Marginal Cost of Risk-Based Capital and Risk-Taking
54 Pages Posted: 3 Apr 2017 Last revised: 26 Mar 2019
Date Written: December 1, 2017
This paper explores the impact of capital adequacy requirements on the investment behavior of insurance companies from a new perspective. We specifically investigate one important feature of Risk-Based Capital (RBC) system, the square root rule in aggregating risk categories. We show that the simple square root rule of the RBC calculation formula causes difference in the marginal RBC cost of holding risky fixed-income securities across different insurance companies and across time. We find that insurers facing a lower RBC cost of fixed-income investment purchase more of risky fixed-income securities than those who face a higher RBC cost. Using Hurricane Sandy and Hurricane Katrina as exogenous shocks to RBC cost, we find that insurers suffered more in the two disasters took more risk in their fixed-income investment in the following year and that their overall risk and probability of insolvency also increased. These special cases highlight the side-effect of current US RBC calculation rule implicitly assuming independence between risk categories, and provide an important regulatory implication for minimum capital calculation in capital regulation regimes.
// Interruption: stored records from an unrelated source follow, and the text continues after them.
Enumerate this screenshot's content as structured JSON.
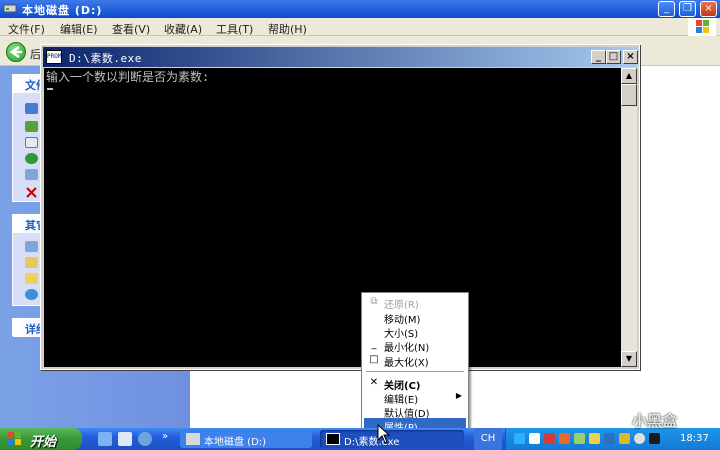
{
  "explorer": {
    "title": "本地磁盘 (D:)",
    "menu": [
      "文件(F)",
      "编辑(E)",
      "查看(V)",
      "收藏(A)",
      "工具(T)",
      "帮助(H)"
    ],
    "back_label": "后",
    "task_pane": {
      "section1": "文件",
      "section2": "其它",
      "section3": "详细"
    }
  },
  "console": {
    "title": "D:\\素数.exe",
    "icon_text": "PROMPT",
    "output_line": "输入一个数以判断是否为素数:",
    "buttons": {
      "minimize": "_",
      "maximize": "□",
      "close": "×"
    }
  },
  "sysmenu": {
    "items": [
      {
        "label": "还原(R)",
        "icon": "⧉",
        "disabled": true
      },
      {
        "label": "移动(M)"
      },
      {
        "label": "大小(S)"
      },
      {
        "label": "最小化(N)",
        "icon": "_"
      },
      {
        "label": "最大化(X)",
        "icon": "□"
      },
      {
        "label": "关闭(C)",
        "icon": "✕",
        "bold": true
      },
      {
        "label": "编辑(E)",
        "submenu": true
      },
      {
        "label": "默认值(D)"
      },
      {
        "label": "属性(P)",
        "highlighted": true
      }
    ]
  },
  "taskbar": {
    "start": "开始",
    "ql_more": "»",
    "tasks": [
      {
        "label": "本地磁盘 (D:)"
      },
      {
        "label": "D:\\素数.exe"
      }
    ],
    "lang": "CH",
    "clock": "18:37"
  },
  "watermark": "小黑盒",
  "colors": {
    "xp_blue": "#245edb",
    "highlight": "#316ac5",
    "console_bg": "#000000",
    "console_fg": "#c0c0c0"
  }
}
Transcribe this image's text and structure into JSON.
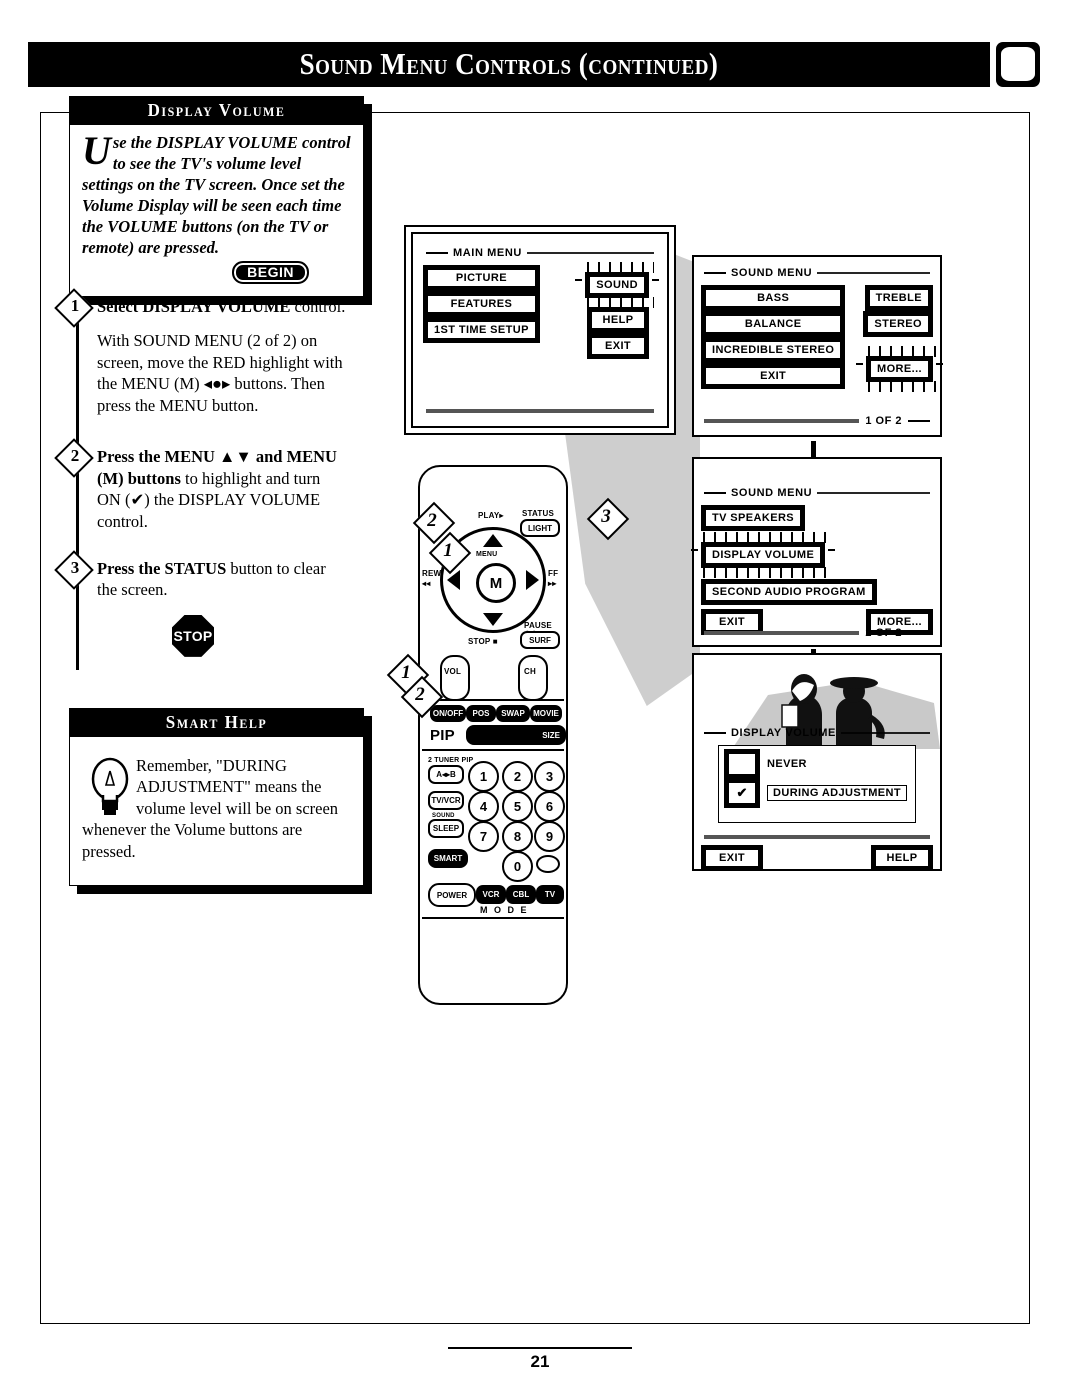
{
  "header": {
    "title": "Sound Menu Controls (continued)",
    "tv_icon": "tv-icon"
  },
  "intro_panel": {
    "heading": "Display Volume",
    "dropcap": "U",
    "body": "se the DISPLAY VOLUME control to see the TV's volume level settings on the TV screen. Once set  the Volume Display will be seen each time the VOLUME buttons (on the TV or remote) are pressed.",
    "begin_badge": "BEGIN"
  },
  "steps": [
    {
      "number": "1",
      "lead": "Select DISPLAY VOLUME",
      "rest": " control.",
      "paragraph": "With SOUND MENU (2 of 2) on screen, move the RED highlight with the MENU (M) ◂●▸ buttons. Then press the MENU button."
    },
    {
      "number": "2",
      "lead": "Press the MENU ▲▼ and MENU (M) buttons",
      "rest": " to highlight and turn ON (✔) the DISPLAY VOLUME control.",
      "paragraph": ""
    },
    {
      "number": "3",
      "lead": "Press the STATUS",
      "rest": " button to clear the screen.",
      "paragraph": ""
    }
  ],
  "stop_badge": "STOP",
  "smart_help": {
    "heading": "Smart Help",
    "icon": "lightbulb-icon",
    "body": "Remember, \"DURING ADJUSTMENT\" means the volume level will be on screen whenever the Volume buttons are pressed."
  },
  "screens": {
    "main_menu": {
      "title": "MAIN MENU",
      "left_buttons": [
        "PICTURE",
        "FEATURES",
        "1ST TIME SETUP"
      ],
      "right_buttons": [
        "SOUND",
        "HELP",
        "EXIT"
      ],
      "highlighted": "SOUND"
    },
    "sound_menu_1": {
      "title": "SOUND MENU",
      "left_buttons": [
        "BASS",
        "BALANCE",
        "INCREDIBLE STEREO",
        "EXIT"
      ],
      "right_buttons": [
        "TREBLE",
        "STEREO",
        "MORE..."
      ],
      "highlighted": "MORE...",
      "page_label": "1 OF 2"
    },
    "sound_menu_2": {
      "title": "SOUND MENU",
      "buttons": [
        "TV SPEAKERS",
        "DISPLAY VOLUME",
        "SECOND AUDIO PROGRAM"
      ],
      "exit_label": "EXIT",
      "more_label": "MORE...",
      "highlighted": "DISPLAY VOLUME",
      "page_label": "2 OF 2"
    },
    "display_volume": {
      "title": "DISPLAY VOLUME",
      "options": [
        {
          "label": "NEVER",
          "checked": ""
        },
        {
          "label": "DURING ADJUSTMENT",
          "checked": "✔"
        }
      ],
      "exit_label": "EXIT",
      "help_label": "HELP"
    }
  },
  "remote": {
    "callouts": [
      "1",
      "2",
      "3",
      "1",
      "2"
    ],
    "center_label": "M",
    "menu_label": "MENU",
    "labels": {
      "play": "PLAY▸",
      "rew": "REW",
      "rew_icon": "◂◂",
      "ff": "FF",
      "ff_icon": "▸▸",
      "stop": "STOP ■",
      "pause": "PAUSE ❙❙",
      "status": "STATUS",
      "light": "LIGHT",
      "surf": "SURF",
      "vol": "VOL",
      "ch": "CH",
      "pip": "PIP",
      "size": "SIZE",
      "on_off": "ON/OFF",
      "pos": "POS",
      "swap": "SWAP",
      "movie": "MOVIE",
      "two_tuner_pip": "2 TUNER PIP",
      "ab_swap": "A◂▸B",
      "tv_vcr": "TV/VCR",
      "smart_sound": "SOUND",
      "sleep": "SLEEP",
      "smart": "SMART",
      "power": "POWER",
      "vcr": "VCR",
      "cbl": "CBL",
      "tv": "TV",
      "mode": "M  O  D  E"
    },
    "keypad": [
      "1",
      "2",
      "3",
      "4",
      "5",
      "6",
      "7",
      "8",
      "9",
      "0"
    ]
  },
  "footer": {
    "page_number": "21"
  }
}
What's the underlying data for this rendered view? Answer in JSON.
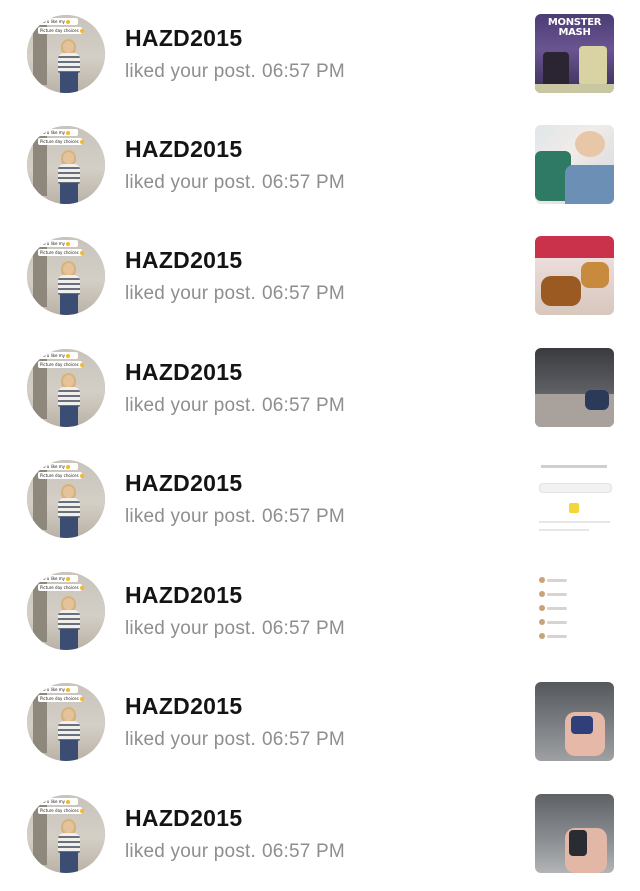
{
  "notifications": [
    {
      "username": "HAZD2015",
      "action": "liked your post.",
      "time": "06:57 PM",
      "thumbnail_icon": "post-thumbnail",
      "thumbnail_text": "MONSTER MASH",
      "avatar_caption1": "Do u like my",
      "avatar_caption2": "Picture day choices"
    },
    {
      "username": "HAZD2015",
      "action": "liked your post.",
      "time": "06:57 PM",
      "thumbnail_icon": "post-thumbnail",
      "thumbnail_text": "",
      "avatar_caption1": "Do u like my",
      "avatar_caption2": "Picture day choices"
    },
    {
      "username": "HAZD2015",
      "action": "liked your post.",
      "time": "06:57 PM",
      "thumbnail_icon": "post-thumbnail",
      "thumbnail_text": "",
      "avatar_caption1": "Do u like my",
      "avatar_caption2": "Picture day choices"
    },
    {
      "username": "HAZD2015",
      "action": "liked your post.",
      "time": "06:57 PM",
      "thumbnail_icon": "post-thumbnail",
      "thumbnail_text": "",
      "avatar_caption1": "Do u like my",
      "avatar_caption2": "Picture day choices"
    },
    {
      "username": "HAZD2015",
      "action": "liked your post.",
      "time": "06:57 PM",
      "thumbnail_icon": "post-thumbnail",
      "thumbnail_text": "",
      "avatar_caption1": "Do u like my",
      "avatar_caption2": "Picture day choices"
    },
    {
      "username": "HAZD2015",
      "action": "liked your post.",
      "time": "06:57 PM",
      "thumbnail_icon": "post-thumbnail",
      "thumbnail_text": "",
      "avatar_caption1": "Do u like my",
      "avatar_caption2": "Picture day choices"
    },
    {
      "username": "HAZD2015",
      "action": "liked your post.",
      "time": "06:57 PM",
      "thumbnail_icon": "post-thumbnail",
      "thumbnail_text": "",
      "avatar_caption1": "Do u like my",
      "avatar_caption2": "Picture day choices"
    },
    {
      "username": "HAZD2015",
      "action": "liked your post.",
      "time": "06:57 PM",
      "thumbnail_icon": "post-thumbnail",
      "thumbnail_text": "",
      "avatar_caption1": "Do u like my",
      "avatar_caption2": "Picture day choices"
    }
  ],
  "colors": {
    "username": "#141414",
    "subtext": "#8e8e8e",
    "background": "#ffffff"
  }
}
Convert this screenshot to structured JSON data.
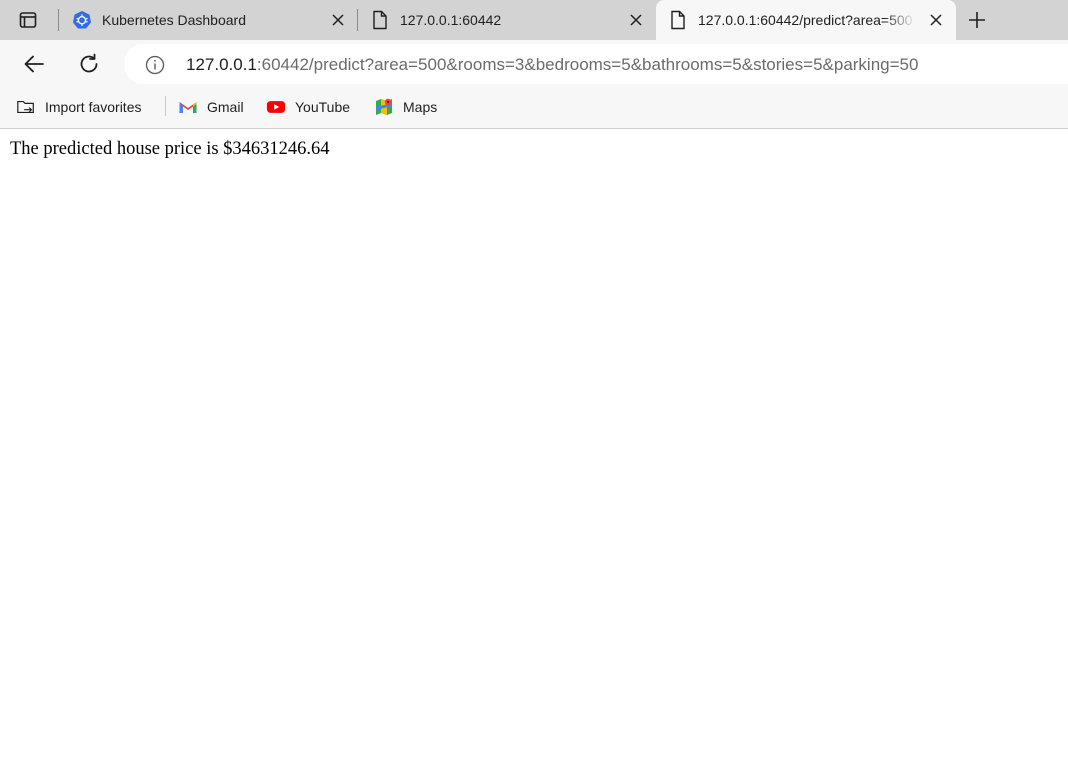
{
  "browser": {
    "tabs": [
      {
        "title": "Kubernetes Dashboard",
        "icon": "kubernetes-icon",
        "active": false
      },
      {
        "title": "127.0.0.1:60442",
        "icon": "page-icon",
        "active": false
      },
      {
        "title": "127.0.0.1:60442/predict?area=500",
        "icon": "page-icon",
        "active": true
      }
    ],
    "address": {
      "host": "127.0.0.1",
      "rest": ":60442/predict?area=500&rooms=3&bedrooms=5&bathrooms=5&stories=5&parking=50"
    },
    "bookmarks": [
      {
        "label": "Import favorites",
        "icon": "import-favorites-icon"
      },
      {
        "label": "Gmail",
        "icon": "gmail-icon"
      },
      {
        "label": "YouTube",
        "icon": "youtube-icon"
      },
      {
        "label": "Maps",
        "icon": "maps-icon"
      }
    ],
    "colors": {
      "tab_strip": "#d3d3d3",
      "toolbar": "#f7f7f7",
      "kubernetes": "#326ce5",
      "youtube": "#ff0000"
    }
  },
  "page": {
    "text": "The predicted house price is $34631246.64"
  }
}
Keywords: Risk-based capital; Risk taking; Capital regulation; Insurance companies
JEL Classification: G18, G22, G32
Suggested Citation: Suggested Citation